When there is an internal error in an HTTP server the connection can be closed and all the processes involved in handling requests for that connection can exit. Compare this to OCPP and it is clear why dealing with handler failures is more challenging. OCPP requires the connection to stay open and the management system to maintain its knowledge of the state of the charger. This is illustrated in the figure below.

An illustration of a hypothetical OCPP application that uses thesame strategy as the HTTP server. Like the HTTP server, when thehandler exits a signal is sent to the state machine which informs thestation of an internal error. However, the state machine does not exitand the next message from the charging station cannot be handledbecause the handler is dead.

Event Handlers & Transparent Supervision

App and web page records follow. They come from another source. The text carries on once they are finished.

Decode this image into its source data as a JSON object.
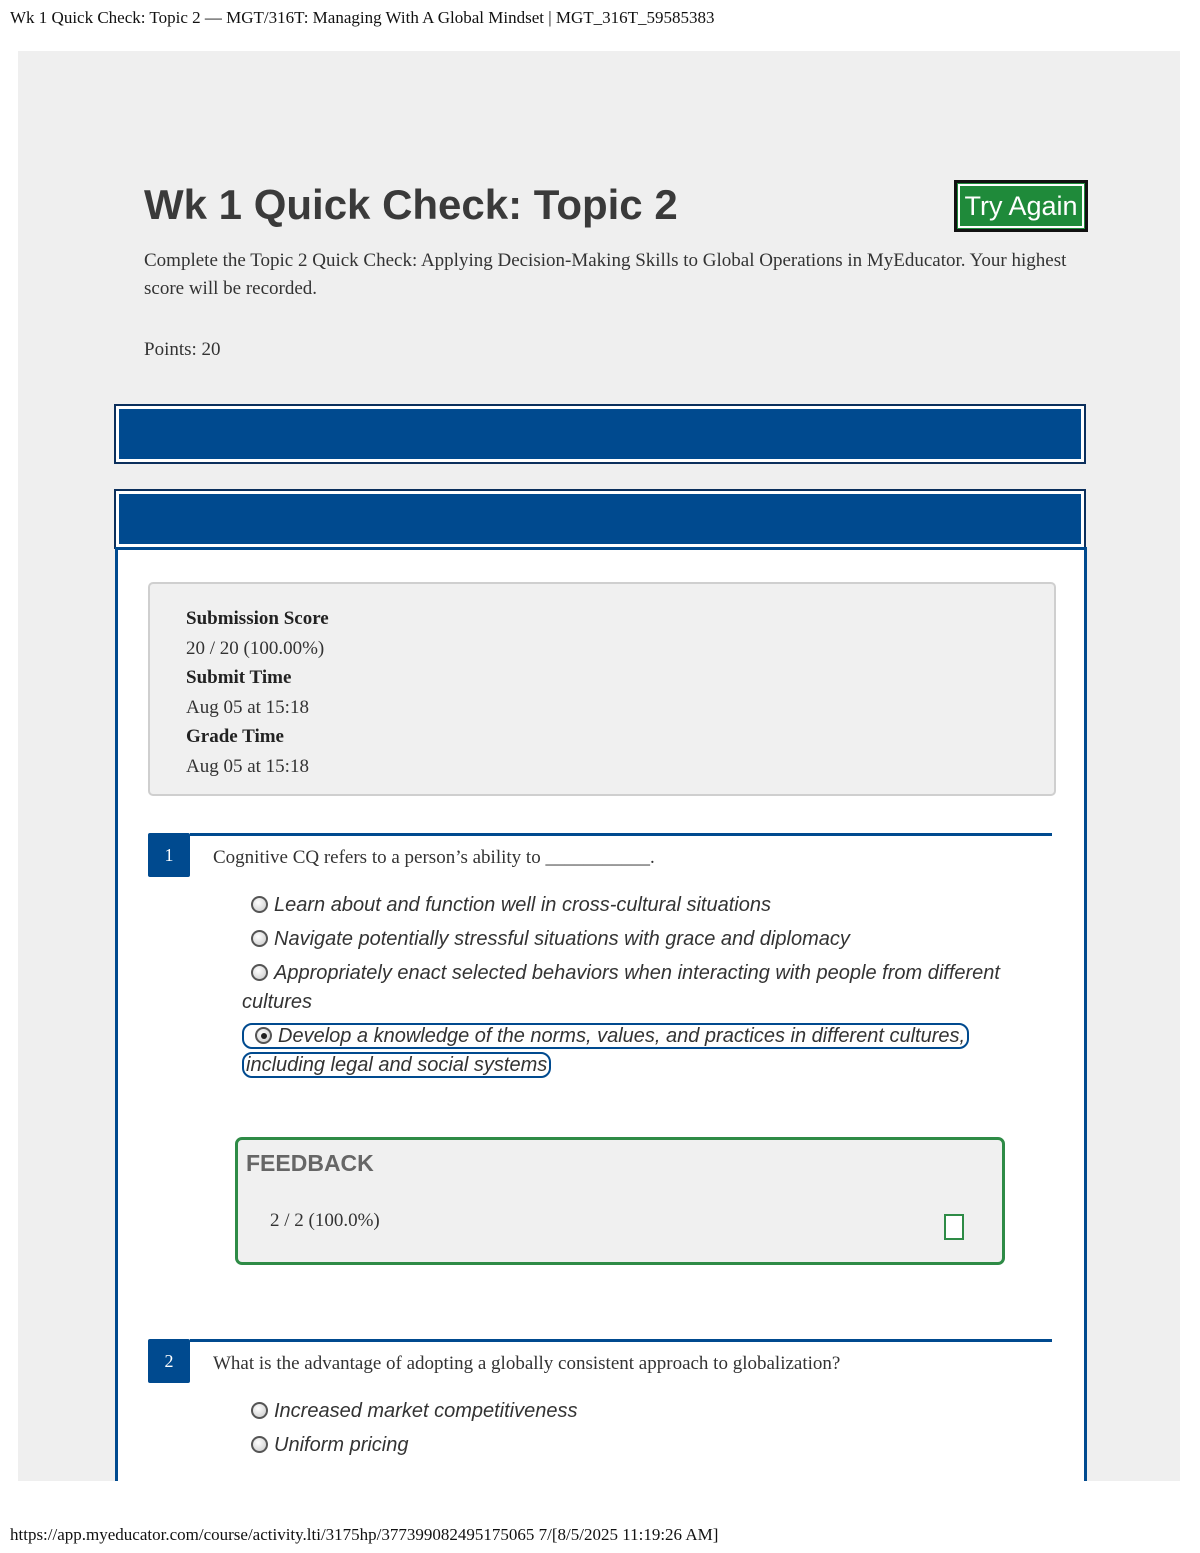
{
  "print": {
    "header": "Wk 1 Quick Check: Topic 2 — MGT/316T: Managing With A Global Mindset | MGT_316T_59585383",
    "footer": "https://app.myeducator.com/course/activity.lti/3175hp/377399082495175065 7/[8/5/2025 11:19:26 AM]"
  },
  "assignment": {
    "title": "Wk 1 Quick Check: Topic 2",
    "try_again_label": "Try Again",
    "description": "Complete the Topic 2 Quick Check: Applying Decision-Making Skills to Global Operations in MyEducator. Your highest score will be recorded.",
    "points": "Points: 20"
  },
  "submission": {
    "score_label": "Submission Score",
    "score_value": "20 / 20 (100.00%)",
    "submit_label": "Submit Time",
    "submit_value": "Aug 05 at 15:18",
    "grade_label": "Grade Time",
    "grade_value": "Aug 05 at 15:18"
  },
  "questions": [
    {
      "number": "1",
      "text": "Cognitive CQ refers to a person’s ability to ___________.",
      "options": [
        "Learn about and function well in cross-cultural situations",
        "Navigate potentially stressful situations with grace and diplomacy",
        "Appropriately enact selected behaviors when interacting with people from different cultures",
        "Develop a knowledge of the norms, values, and practices in different cultures, including legal and social systems"
      ],
      "selected_index": 3,
      "feedback_title": "FEEDBACK",
      "feedback_score": "2 / 2  (100.0%)"
    },
    {
      "number": "2",
      "text": "What is the advantage of adopting a globally consistent approach to globalization?",
      "options": [
        "Increased market competitiveness",
        "Uniform pricing"
      ]
    }
  ],
  "colors": {
    "brand_blue": "#004a8f",
    "success_green": "#2e8b46",
    "button_green": "#1f8a3a",
    "panel_gray": "#efefef"
  }
}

To keep the state machine process in blissful ignorance of handler failures it must be able to send requests that need to be handled to the same process, even after the handler has crashed and been restarted. The best way to make this happen is by introducing indirection. Instead of a process that directly runs the handler we need to use a process that manages the handler state and only runs the handler within a try ... catch expression. When it catches and error or an exit it can send the “internal error” message to the state machine and then reinitialize the handler to get ready for the next request.

Implementing this structure with a gen_server would be a straightforward task, but it is unnecessary. The gen_event behavior already implements this for us! We use the station manager process to install the handler and supervise it. When it fails the station manager re-initializes and re-installs the handler before sending an “internal error” message to the state machine. The gen_event solution is illustrated below. Using gen_event also means we can install additional handlers that we may want such as loggers and alarms

Using an OTP event manager

One small problem

Unfortunately, this solution might have a small problem. There is a potential race condition caused by the asynchronous way the supervised handler is replaced after it fails. OCPP requires that a station does not send any messages while awaiting a reply for a previous message sent to the management system. However, a timeout allowing the station to retry its last message could coincide with the failure of the handler and lead to another message arriving at the state machine between when the handler crashed and the when it is reinstalled. The sequence is shown below.

sequenceDiagram Station->>StateMachine: {request, ID = 1, ...} StateMachine->>Handler: {request, ID = 1, ...} Note over Station: timeout Note over Handler: exit Handler-->>Manager: {gen_event_EXIT, ...} Station->>StateMachine: {request, ID = 2} Manager->>Handler: reinstall handler Manager->>StateMachine: internal error Note right of Manager: The manager does not know the request ID!

If the state machine is able to defer the new request from the station until it receives a message from the handler or the manager then the race condition is not a problem. However, if it is unable to defer the message (e.g. because it isn’t in a state that indicates it is awaiting an internal event) then the race is a problem. Even deferring requests like this may be undesirable if it adds too much complexity to the state machine. I’ll have to keep this in mind as I am implementing this. If I don’t like the way it works I can build the generic parts of the ocpp_handler behavior so that they reinitialize the handler while blocking the event manager to guarantee that no events can be processed while the handler is not installed and running.


The fact that handlers installed in an OTP event manager can crash and be replaced without any processes that interact with that handler knowing is very useful. Thinking about this as transparent supervision, as opposed to “standard” supervision where the process is completely replaced highlights this behavior for me and reminds me to look for other places I can replace monitoring and restarting logic with a supervised gen_event handler.

Plane photo by Anders Jildén

  1. Learn You Some Erlang presents a different application for this very reason. ↩︎